Word Wise Season 5

Season 5

Date Item
08/09/2010  French (03:21)
What's in a name? An entire history! Dr. Christian Bratu, assistant professor of French and Italian, talks to us about "France."
07/05/2010  Deadline (02:31)
The original word deadline dates back to its use in civil war prisons when it meant just what it said: dead if you cross the line. Lisa Asher, senior lecturer in English, explains.
06/21/2010  Benthos (02:52)
Thanks to technology, we're discovering life forms that show that the benthic zone of lakes and oceans may be just as rich as a tropical rain forest. Dr. Ryan King, associate professor of Biology, explains "benthic."
06/14/2010  Monster (03:07)
One of the first instances of the term "monster" is an association with Grendel in the epic Beowolf. Dr. Jim Kenrick, assistant professor of film, explains.
06/07/2010  Hallelujah (03:10)
We don't have a lot of words from the Hebrew language because it reads from right to left. But there's one word that prevailed through time- hallelujah! Dr. Bill Bellinger, professor of Religion, explains.
05/31/2010  Ask and Acs (02:44)
Dr. Clay Butler, a senior lecturer in the English department, talks about metathesis, a process by which two sounds in a word are reveresed. In this episode, we take a look at "ask" and its earlier form "acs."
05/24/2010  Comedy and Tragedy (02:47)
Talk about drama!
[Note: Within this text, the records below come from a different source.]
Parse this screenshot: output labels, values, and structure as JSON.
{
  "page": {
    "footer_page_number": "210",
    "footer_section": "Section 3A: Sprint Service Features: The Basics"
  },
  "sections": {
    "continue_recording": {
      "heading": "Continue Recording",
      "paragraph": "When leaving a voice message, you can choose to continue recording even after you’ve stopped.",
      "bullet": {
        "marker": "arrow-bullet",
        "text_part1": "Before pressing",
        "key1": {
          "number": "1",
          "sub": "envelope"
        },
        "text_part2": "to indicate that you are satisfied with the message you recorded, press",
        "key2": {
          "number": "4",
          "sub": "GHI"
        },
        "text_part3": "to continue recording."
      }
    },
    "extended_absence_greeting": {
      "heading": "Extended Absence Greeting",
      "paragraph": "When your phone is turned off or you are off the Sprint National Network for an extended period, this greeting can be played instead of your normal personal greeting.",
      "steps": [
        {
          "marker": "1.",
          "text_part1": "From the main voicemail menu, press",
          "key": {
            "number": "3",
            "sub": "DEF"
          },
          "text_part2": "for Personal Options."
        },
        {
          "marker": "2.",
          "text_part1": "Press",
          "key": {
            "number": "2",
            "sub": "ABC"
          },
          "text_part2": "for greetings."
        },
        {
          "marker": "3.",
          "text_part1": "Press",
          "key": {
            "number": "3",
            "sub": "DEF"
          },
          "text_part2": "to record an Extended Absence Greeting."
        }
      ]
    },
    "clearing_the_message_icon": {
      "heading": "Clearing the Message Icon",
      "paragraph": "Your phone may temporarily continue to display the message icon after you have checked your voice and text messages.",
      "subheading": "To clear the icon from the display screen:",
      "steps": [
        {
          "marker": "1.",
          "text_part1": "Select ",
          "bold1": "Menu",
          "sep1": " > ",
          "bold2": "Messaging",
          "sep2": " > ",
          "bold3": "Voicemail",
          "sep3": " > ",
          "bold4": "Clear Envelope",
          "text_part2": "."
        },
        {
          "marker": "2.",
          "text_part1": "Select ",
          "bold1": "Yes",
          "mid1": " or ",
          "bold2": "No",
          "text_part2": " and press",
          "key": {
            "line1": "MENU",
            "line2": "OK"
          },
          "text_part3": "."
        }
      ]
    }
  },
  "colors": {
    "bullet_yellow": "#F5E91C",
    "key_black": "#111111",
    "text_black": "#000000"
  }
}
Dr. John Thorburn, professor of Classics, takes us back to the roots of comedy and tragedy.
05/17/2010  Break A Leg! (03:25)
There have always been good intentions behind this phrase. Dr. Stan Denman, professor of Theatre, talks about how although the phrase has several stories of origin, they all meant good wishes for the actor.
05/10/2010  Violence (03:27)
One definition for violence comes from the Motion Picture Association of America. For their ratings, they once chose to define violence as it related to criminality. Dr. Jim Kendrick, assistant professor of Film and Digital Media, explains.
05/03/2010  Story Structure (02:54)
In Aristotle's Poetics, he establishes a structure in storytelling that applies to character and the plot. This still has applications today as Prof. Chris Hansen, associate professor of Film and Digital Media explains.
04/26/2010  Muckraker (02:24)
Muckraker was first used in a speech by Theodore Roosevelt in 1906. The term was popularized in the 1906 book The Jungle by Upton Sinclair. Kevin Tankersley, Journalism lecturer, shares more of the story.